## Work item:
Copy every line of the material below exactly.

## Dataset entries:
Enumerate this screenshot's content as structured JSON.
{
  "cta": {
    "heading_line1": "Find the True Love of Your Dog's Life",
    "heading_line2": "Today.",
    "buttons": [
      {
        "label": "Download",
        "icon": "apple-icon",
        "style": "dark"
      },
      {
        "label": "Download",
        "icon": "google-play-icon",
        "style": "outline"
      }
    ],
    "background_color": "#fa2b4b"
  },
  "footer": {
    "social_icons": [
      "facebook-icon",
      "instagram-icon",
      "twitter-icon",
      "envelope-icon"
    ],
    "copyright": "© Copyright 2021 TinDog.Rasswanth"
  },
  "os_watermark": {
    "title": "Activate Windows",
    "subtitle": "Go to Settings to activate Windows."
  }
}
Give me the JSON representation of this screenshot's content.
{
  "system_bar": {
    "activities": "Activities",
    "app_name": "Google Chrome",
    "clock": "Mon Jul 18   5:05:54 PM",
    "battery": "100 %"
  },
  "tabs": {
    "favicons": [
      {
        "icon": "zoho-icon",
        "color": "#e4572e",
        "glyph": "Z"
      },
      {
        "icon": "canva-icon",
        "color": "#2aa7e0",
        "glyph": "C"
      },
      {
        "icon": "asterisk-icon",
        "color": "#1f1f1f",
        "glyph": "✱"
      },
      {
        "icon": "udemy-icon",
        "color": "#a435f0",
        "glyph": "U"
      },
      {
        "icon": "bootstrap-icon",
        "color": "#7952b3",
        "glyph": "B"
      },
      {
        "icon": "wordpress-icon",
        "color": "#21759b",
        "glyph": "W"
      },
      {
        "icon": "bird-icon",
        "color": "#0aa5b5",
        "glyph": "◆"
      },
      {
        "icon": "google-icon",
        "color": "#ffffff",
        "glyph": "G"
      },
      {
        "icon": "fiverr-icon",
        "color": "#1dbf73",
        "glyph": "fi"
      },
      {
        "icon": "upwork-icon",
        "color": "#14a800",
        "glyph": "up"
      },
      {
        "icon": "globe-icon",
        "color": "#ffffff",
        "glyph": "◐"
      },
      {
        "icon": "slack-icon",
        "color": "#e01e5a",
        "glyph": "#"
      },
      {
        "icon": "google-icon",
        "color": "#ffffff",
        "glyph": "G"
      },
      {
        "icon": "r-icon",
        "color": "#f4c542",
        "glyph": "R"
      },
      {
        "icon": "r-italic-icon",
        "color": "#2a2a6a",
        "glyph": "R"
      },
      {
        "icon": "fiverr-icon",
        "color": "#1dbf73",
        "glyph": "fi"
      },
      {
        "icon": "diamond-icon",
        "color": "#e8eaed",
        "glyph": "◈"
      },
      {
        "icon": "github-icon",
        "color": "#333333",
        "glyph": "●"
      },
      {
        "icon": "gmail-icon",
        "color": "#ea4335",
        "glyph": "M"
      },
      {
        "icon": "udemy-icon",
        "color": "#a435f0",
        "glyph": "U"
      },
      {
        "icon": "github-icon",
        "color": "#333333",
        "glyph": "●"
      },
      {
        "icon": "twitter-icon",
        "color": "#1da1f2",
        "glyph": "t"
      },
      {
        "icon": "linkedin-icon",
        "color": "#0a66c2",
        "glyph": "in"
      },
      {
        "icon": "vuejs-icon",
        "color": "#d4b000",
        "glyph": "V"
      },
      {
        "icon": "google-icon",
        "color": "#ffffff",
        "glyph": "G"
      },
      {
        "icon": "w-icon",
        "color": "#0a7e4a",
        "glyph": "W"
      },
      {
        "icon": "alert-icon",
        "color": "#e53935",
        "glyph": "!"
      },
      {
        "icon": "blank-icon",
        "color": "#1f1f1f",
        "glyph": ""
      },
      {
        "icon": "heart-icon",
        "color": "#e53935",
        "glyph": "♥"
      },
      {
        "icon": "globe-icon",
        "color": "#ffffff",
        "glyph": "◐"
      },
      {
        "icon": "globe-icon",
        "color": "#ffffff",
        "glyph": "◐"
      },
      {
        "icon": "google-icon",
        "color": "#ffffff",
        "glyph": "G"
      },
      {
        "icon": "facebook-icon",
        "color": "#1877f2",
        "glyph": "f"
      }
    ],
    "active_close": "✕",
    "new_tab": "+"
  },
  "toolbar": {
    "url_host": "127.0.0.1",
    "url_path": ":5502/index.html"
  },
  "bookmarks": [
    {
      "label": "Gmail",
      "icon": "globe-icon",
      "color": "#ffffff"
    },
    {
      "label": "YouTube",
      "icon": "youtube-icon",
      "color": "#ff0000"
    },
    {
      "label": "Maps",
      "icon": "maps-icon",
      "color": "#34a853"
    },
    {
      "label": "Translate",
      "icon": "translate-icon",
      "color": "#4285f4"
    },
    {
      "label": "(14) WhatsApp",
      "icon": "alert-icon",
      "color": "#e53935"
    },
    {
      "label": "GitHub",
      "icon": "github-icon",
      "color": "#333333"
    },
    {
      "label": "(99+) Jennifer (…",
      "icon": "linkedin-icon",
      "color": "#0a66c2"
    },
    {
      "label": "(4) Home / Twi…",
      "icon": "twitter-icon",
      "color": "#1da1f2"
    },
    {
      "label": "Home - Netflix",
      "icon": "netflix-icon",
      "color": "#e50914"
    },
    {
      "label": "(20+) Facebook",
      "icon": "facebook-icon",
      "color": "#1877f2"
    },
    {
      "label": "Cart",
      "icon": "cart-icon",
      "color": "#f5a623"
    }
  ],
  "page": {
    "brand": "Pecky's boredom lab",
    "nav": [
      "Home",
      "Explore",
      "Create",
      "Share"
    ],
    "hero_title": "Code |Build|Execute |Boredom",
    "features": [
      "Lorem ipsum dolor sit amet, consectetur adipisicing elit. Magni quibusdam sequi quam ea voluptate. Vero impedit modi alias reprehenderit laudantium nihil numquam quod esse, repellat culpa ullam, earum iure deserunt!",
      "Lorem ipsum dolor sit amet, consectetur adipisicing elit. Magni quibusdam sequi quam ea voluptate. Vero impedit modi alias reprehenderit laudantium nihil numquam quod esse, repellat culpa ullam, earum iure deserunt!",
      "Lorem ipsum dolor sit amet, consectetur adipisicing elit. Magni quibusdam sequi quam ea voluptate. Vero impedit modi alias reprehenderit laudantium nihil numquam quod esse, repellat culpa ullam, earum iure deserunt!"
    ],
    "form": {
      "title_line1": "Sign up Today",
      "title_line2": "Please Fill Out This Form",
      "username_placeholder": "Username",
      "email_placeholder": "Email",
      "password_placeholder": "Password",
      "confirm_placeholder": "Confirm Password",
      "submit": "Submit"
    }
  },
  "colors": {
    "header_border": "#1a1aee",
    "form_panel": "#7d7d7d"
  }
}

## Answer area:
Enumerate this screenshot's content as structured JSON.
{
  "cta": {
    "heading_line1": "Find the True Love of Your Dog's Life",
    "heading_line2": "Today.",
    "buttons": [
      {
        "label": "Download",
        "icon": "apple-icon",
        "style": "dark"
      },
      {
        "label": "Download",
        "icon": "google-play-icon",
        "style": "outline"
      }
    ],
    "background_color": "#fa2b4b"
  },
  "footer": {
    "social_icons": [
      "facebook-icon",
      "instagram-icon",
      "twitter-icon",
      "envelope-icon"
    ],
    "copyright": "© Copyright 2021 TinDog.Rasswanth"
  },
  "os_watermark": {
    "title": "Activate Windows",
    "subtitle": "Go to Settings to activate Windows."
  }
}
Give me the JSON representation of this screenshot's content.
{
  "system_bar": {
    "activities": "Activities",
    "app_name": "Google Chrome",
    "clock": "Mon Jul 18   5:05:54 PM",
    "battery": "100 %"
  },
  "tabs": {
    "favicons": [
      {
        "icon": "zoho-icon",
        "color": "#e4572e",
        "glyph": "Z"
      },
      {
        "icon": "canva-icon",
        "color": "#2aa7e0",
        "glyph": "C"
      },
      {
        "icon": "asterisk-icon",
        "color": "#1f1f1f",
        "glyph": "✱"
      },
      {
        "icon": "udemy-icon",
        "color": "#a435f0",
        "glyph": "U"
      },
      {
        "icon": "bootstrap-icon",
        "color": "#7952b3",
        "glyph": "B"
      },
      {
        "icon": "wordpress-icon",
        "color": "#21759b",
        "glyph": "W"
      },
      {
        "icon": "bird-icon",
        "color": "#0aa5b5",
        "glyph": "◆"
      },
      {
        "icon": "google-icon",
        "color": "#ffffff",
        "glyph": "G"
      },
      {
        "icon": "fiverr-icon",
        "color": "#1dbf73",
        "glyph": "fi"
      },
      {
        "icon": "upwork-icon",
        "color": "#14a800",
        "glyph": "up"
      },
      {
        "icon": "globe-icon",
        "color": "#ffffff",
        "glyph": "◐"
      },
      {
        "icon": "slack-icon",
        "color": "#e01e5a",
        "glyph": "#"
      },
      {
        "icon": "google-icon",
        "color": "#ffffff",
        "glyph": "G"
      },
      {
        "icon": "r-icon",
        "color": "#f4c542",
        "glyph": "R"
      },
      {
        "icon": "r-italic-icon",
        "color": "#2a2a6a",
        "glyph": "R"
      },
      {
        "icon": "fiverr-icon",
        "color": "#1dbf73",
        "glyph": "fi"
      },
      {
        "icon": "diamond-icon",
        "color": "#e8eaed",
        "glyph": "◈"
      },
      {
        "icon": "github-icon",
        "color": "#333333",
        "glyph": "●"
      },
      {
        "icon": "gmail-icon",
        "color": "#ea4335",
        "glyph": "M"
      },
      {
        "icon": "udemy-icon",
        "color": "#a435f0",
        "glyph": "U"
      },
      {
        "icon": "github-icon",
        "color": "#333333",
        "glyph": "●"
      },
      {
        "icon": "twitter-icon",
        "color": "#1da1f2",
        "glyph": "t"
      },
      {
        "icon": "linkedin-icon",
        "color": "#0a66c2",
        "glyph": "in"
      },
      {
        "icon": "vuejs-icon",
        "color": "#d4b000",
        "glyph": "V"
      },
      {
        "icon": "google-icon",
        "color": "#ffffff",
        "glyph": "G"
      },
      {
        "icon": "w-icon",
        "color": "#0a7e4a",
        "glyph": "W"
      },
      {
        "icon": "alert-icon",
        "color": "#e53935",
        "glyph": "!"
      },
      {
        "icon": "blank-icon",
        "color": "#1f1f1f",
        "glyph": ""
      },
      {
        "icon": "heart-icon",
        "color": "#e53935",
        "glyph": "♥"
      },
      {
        "icon": "globe-icon",
        "color": "#ffffff",
        "glyph": "◐"
      },
      {
        "icon": "globe-icon",
        "color": "#ffffff",
        "glyph": "◐"
      },
      {
        "icon": "google-icon",
        "color": "#ffffff",
        "glyph": "G"
      },
      {
        "icon": "facebook-icon",
        "color": "#1877f2",
        "glyph": "f"
      }
    ],
    "active_close": "✕",
    "new_tab": "+"
  },
  "toolbar": {
    "url_host": "127.0.0.1",
    "url_path": ":5502/index.html"
  },
  "bookmarks": [
    {
      "label": "Gmail",
      "icon": "globe-icon",
      "color": "#ffffff"
    },
    {
      "label": "YouTube",
      "icon": "youtube-icon",
      "color": "#ff0000"
    },
    {
      "label": "Maps",
      "icon": "maps-icon",
      "color": "#34a853"
    },
    {
      "label": "Translate",
      "icon": "translate-icon",
      "color": "#4285f4"
    },
    {
      "label": "(14) WhatsApp",
      "icon": "alert-icon",
      "color": "#e53935"
    },
    {
      "label": "GitHub",
      "icon": "github-icon",
      "color": "#333333"
    },
    {
      "label": "(99+) Jennifer (…",
      "icon": "linkedin-icon",
      "color": "#0a66c2"
    },
    {
      "label": "(4) Home / Twi…",
      "icon": "twitter-icon",
      "color": "#1da1f2"
    },
    {
      "label": "Home - Netflix",
      "icon": "netflix-icon",
      "color": "#e50914"
    },
    {
      "label": "(20+) Facebook",
      "icon": "facebook-icon",
      "color": "#1877f2"
    },
    {
      "label": "Cart",
      "icon": "cart-icon",
      "color": "#f5a623"
    }
  ],
  "page": {
    "brand": "Pecky's boredom lab",
    "nav": [
      "Home",
      "Explore",
      "Create",
      "Share"
    ],
    "hero_title": "Code |Build|Execute |Boredom",
    "features": [
      "Lorem ipsum dolor sit amet, consectetur adipisicing elit. Magni quibusdam sequi quam ea voluptate. Vero impedit modi alias reprehenderit laudantium nihil numquam quod esse, repellat culpa ullam, earum iure deserunt!",
      "Lorem ipsum dolor sit amet, consectetur adipisicing elit. Magni quibusdam sequi quam ea voluptate. Vero impedit modi alias reprehenderit laudantium nihil numquam quod esse, repellat culpa ullam, earum iure deserunt!",
      "Lorem ipsum dolor sit amet, consectetur adipisicing elit. Magni quibusdam sequi quam ea voluptate. Vero impedit modi alias reprehenderit laudantium nihil numquam quod esse, repellat culpa ullam, earum iure deserunt!"
    ],
    "form": {
      "title_line1": "Sign up Today",
      "title_line2": "Please Fill Out This Form",
      "username_placeholder": "Username",
      "email_placeholder": "Email",
      "password_placeholder": "Password",
      "confirm_placeholder": "Confirm Password",
      "submit": "Submit"
    }
  },
  "colors": {
    "header_border": "#1a1aee",
    "form_panel": "#7d7d7d"
  }
}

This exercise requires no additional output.